Southern sleeper shark
|Southern sleeper shark|
|Range of the southern sleeper shark (in blue)|
The southern sleeper shark or Whitley's sleeper shark, Somniosus antarcticus, is a deepwater benthopelagic sleeper shark of the family Somniosidae found in the southern Atlantic, Indian, and Pacific oceans. It is known from depths of 400 to 1,100 m. Its length is up to 4.4 m (14 ft). It feeds primarily on cephalopods, especially the colossal squid, and fish; its stomach contents also less commonly contain remains of marine mammals and birds. Based on its generally sluggish nature and the speed of its prey, it is thought to be an ambush predator. A 3.6 m (12 ft) female caught off the coast of Chile had a whole southern right whale dolphin in its stomach. This dogfish is sometimes taken as bycatch in the orange roughy and Patagonian toothfish fisheries; whether this poses a threat to the species is currently unknown.
This fish was formerly sometimes viewed as conspecific with either the Greenland shark, Somniosus microcephalus, or the Pacific sleeper shark, Somniosus pacifius. However, it was shown in 2004 to be a distinct species.
- Stevens, J. (2003). "Somniosus antarcticus". IUCN Red List of Threatened Species. Version 2011.2. International Union for Conservation of Nature. Retrieved 15 February 2012.
- Froese, Rainer and Pauly, Daniel, eds. (2012). "Somniosus antarcticus" in FishBase. February 2012 version.

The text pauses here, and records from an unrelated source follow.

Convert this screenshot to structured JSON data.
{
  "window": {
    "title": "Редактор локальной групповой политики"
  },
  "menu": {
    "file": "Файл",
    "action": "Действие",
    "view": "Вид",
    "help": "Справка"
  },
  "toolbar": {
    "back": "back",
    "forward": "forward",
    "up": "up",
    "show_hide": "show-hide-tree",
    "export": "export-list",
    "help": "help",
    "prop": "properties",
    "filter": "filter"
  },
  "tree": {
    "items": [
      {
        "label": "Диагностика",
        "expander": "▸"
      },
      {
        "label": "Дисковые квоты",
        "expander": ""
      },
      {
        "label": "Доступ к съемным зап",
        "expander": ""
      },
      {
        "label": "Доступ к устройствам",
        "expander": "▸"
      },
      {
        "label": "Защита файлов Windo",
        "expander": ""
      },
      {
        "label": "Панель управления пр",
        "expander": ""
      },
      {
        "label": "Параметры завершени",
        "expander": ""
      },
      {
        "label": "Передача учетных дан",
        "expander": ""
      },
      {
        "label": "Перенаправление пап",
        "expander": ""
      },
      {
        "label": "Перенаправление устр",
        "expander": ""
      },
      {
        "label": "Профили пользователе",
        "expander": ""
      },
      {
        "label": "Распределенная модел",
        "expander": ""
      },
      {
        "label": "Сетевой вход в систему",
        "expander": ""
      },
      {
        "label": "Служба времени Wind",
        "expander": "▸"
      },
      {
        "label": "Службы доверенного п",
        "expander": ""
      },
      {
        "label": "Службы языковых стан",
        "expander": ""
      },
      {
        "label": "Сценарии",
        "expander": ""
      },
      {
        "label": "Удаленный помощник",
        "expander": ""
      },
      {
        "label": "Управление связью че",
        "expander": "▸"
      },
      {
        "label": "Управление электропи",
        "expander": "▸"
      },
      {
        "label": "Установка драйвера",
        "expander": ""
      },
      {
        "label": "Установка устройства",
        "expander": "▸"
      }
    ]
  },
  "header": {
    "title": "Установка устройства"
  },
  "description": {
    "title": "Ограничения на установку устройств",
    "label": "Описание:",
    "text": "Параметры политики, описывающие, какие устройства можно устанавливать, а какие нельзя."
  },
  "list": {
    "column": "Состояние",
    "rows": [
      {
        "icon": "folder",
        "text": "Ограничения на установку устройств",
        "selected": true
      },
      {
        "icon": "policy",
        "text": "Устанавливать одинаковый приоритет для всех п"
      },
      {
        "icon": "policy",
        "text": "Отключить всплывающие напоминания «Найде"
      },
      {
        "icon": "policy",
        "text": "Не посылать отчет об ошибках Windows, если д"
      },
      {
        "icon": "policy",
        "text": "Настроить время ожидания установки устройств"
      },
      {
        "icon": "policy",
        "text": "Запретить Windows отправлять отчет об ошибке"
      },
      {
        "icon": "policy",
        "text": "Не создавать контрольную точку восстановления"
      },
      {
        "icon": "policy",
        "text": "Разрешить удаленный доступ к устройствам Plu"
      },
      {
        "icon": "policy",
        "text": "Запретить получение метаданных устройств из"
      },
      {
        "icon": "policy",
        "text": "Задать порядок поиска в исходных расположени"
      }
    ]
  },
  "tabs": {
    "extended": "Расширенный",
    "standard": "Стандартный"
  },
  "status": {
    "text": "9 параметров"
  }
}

- Yano, K.; Stevens, J. D.; Compagno, L. J. V. (December 2004). "A review of the systematics of the sleeper shark genus Somniosus with redescriptions of Somniosus (Somniosus) antarcticus and Somniosus (Rhinoscymnus) longus (Squaliformes: Somniosidae)". Ichthyological Research (Springer) 51 (4): 360–373. doi:10.1007/s10228-004-0244-4. Retrieved 2012-02-15.